The World No. 23 Sinner, who lost in the opening round of Wimbledon to Marton Fucsovics, said the reasoning behind his withdrawal is because he hasn’t “performed to the best of my ability in the last couple of tournaments and I need to focus on my development as a player. I need to take this time to work on my all-around game. My goal is to be a better player on and off the court and I will never sacrifice putting the work in to do so.”

Former Italian Davis Cup captain Corrado Barazzutti criticized Sinner’s decision.“Players usually skip Olympics only if they’re injured. Djokovic is 34 years old and is looking forward to play in Tokyo. Jannik is 20 and already refused to play the Davis Cup twice and now the Games,” he said.

The same week as the Olympic Games tournament, Sinner is on the entry list for the ATP 250 hard court event in Atlanta.

By the numbers

“Quotable …”

“I think it will be really an interesting match. I mean, I never played against her before. Yeah, I mean, she’s a newcomer. She played already so many good matches. She beat top players. She’s really dangerous, especially on [a] grass court.

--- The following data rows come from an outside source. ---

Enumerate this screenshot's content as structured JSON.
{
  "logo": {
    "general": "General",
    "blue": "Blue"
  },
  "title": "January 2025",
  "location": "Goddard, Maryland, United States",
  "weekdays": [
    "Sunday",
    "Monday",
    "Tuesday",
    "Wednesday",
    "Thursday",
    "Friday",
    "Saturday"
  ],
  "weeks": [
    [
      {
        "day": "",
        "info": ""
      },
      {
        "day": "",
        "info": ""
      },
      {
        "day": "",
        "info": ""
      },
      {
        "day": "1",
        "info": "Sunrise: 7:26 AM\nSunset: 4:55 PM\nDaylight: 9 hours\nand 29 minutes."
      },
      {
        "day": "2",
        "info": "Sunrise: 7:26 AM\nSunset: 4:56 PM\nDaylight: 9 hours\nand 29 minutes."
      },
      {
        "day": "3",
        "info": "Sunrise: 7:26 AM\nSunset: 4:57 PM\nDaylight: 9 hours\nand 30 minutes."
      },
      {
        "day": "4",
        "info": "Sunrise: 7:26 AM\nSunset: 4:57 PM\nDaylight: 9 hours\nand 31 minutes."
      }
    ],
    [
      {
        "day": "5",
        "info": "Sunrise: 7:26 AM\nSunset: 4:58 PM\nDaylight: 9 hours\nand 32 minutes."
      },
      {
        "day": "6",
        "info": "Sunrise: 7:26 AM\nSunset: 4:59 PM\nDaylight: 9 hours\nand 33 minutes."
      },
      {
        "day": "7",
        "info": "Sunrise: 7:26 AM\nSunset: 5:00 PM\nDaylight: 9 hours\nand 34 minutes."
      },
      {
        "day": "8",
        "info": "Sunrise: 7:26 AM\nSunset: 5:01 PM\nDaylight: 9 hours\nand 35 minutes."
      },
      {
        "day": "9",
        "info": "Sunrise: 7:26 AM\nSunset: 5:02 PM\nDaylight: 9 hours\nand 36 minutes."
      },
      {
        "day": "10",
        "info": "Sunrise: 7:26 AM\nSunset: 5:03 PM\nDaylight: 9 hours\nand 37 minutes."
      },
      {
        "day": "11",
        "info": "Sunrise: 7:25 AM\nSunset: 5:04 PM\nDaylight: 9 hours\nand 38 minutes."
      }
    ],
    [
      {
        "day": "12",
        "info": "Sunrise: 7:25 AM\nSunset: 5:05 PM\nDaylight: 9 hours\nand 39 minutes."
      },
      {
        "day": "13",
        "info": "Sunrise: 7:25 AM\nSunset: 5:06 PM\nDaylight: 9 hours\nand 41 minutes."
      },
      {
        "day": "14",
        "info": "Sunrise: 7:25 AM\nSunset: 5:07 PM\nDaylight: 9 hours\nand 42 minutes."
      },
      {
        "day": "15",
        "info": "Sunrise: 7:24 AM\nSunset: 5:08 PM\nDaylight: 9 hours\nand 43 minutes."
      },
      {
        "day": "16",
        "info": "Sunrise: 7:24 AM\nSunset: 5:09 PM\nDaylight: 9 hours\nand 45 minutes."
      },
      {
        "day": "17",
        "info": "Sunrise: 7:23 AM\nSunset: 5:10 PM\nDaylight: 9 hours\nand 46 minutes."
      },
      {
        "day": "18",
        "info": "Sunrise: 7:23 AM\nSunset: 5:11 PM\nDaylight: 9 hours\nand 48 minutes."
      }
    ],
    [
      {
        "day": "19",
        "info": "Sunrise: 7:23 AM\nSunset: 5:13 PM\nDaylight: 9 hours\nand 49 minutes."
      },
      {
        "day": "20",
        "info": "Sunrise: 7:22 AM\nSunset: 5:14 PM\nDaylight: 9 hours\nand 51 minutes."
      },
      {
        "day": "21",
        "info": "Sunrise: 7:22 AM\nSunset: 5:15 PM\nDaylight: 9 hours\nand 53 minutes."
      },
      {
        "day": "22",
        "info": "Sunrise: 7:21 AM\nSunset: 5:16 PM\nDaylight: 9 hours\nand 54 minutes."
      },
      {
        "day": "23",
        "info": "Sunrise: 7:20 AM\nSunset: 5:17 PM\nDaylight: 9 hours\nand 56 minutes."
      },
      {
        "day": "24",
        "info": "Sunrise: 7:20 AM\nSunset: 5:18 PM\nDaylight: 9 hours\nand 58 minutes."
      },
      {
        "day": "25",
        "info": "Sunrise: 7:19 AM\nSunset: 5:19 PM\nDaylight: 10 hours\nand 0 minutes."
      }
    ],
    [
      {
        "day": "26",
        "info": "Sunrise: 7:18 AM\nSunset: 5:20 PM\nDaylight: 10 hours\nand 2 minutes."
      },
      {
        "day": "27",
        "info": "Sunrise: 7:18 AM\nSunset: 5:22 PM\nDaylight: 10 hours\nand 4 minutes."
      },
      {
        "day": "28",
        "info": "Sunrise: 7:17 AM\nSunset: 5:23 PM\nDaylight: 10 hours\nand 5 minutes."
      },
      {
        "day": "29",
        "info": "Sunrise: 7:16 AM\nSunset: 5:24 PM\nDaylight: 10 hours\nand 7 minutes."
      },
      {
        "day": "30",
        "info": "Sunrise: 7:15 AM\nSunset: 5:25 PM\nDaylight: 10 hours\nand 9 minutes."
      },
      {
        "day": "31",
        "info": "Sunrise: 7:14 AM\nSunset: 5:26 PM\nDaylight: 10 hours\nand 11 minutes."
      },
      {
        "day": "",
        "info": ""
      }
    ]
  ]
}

“I see the fire on her, as well. She’s really putting all the effort she has in every single match. So, I know that it will be [a] tough match.”

Angelique Kerber, the only former Wimbledon finalist still left in the women’s singles draw on playing Coco Gauff in the fourth round on Monday.

What they’re writing

• Liz Clarke, Washington Post national sports features writer, on “25 years later, Wimbledon awaits a black male finalist”:

• Christopher Clarey, New York Times tennis correspondent, on “To Get Better at Being Single, Coco Gauff is Making it a Double”:

What they’re sharing on social media

Roger Federer / Final Middle Sunday thoughts